From next month, China will require some companies with large amounts of user data to get approval from regulators to list overseas.
The network security review process, which was first proposed last year, will be implemented by the increasingly powerful Cyberspace Administration (CAC) of China on Feb. 15 as the country continues to tighten regulation on its domestic technology sector.
Internet platforms holding personal information of more than 1 million users must apply for a network security review with the regulators before carrying out an initial public offering (IPO) abroad.
The rules are aimed at companies that carry out data processing activities which could affect national security, the CAC said.
If the regulator finds that a company’s data processing activities do not endanger national security, then an overseas listing can proceed.
Beijing has introduced a slew of new regulation on the tech sector over the past year as it looks to reign in the power of the country’s giants and stamp out anti-competitive behavior.
Data has been a key focus for the government. Last year, China passed its first major data protection law.
The country also opened its first cybersecurity review last year in a probe into ride-hailing giant Didi just days after its IPO in the U.S. The company reportedly drew the ire of regulators by listing in the U.S. without carrying out a review first.
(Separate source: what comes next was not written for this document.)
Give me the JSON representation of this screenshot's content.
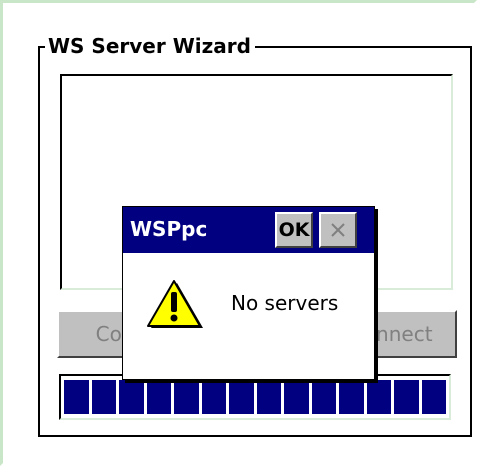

In December, Didi said it would delist from the New York Stock Exchange and target a listing in Hong Kong instead.
Hong Kong has become a popular destination for Chinese technology IPOs amid increasing regulation and uncertainty around the ability for Chinese firms to list overseas.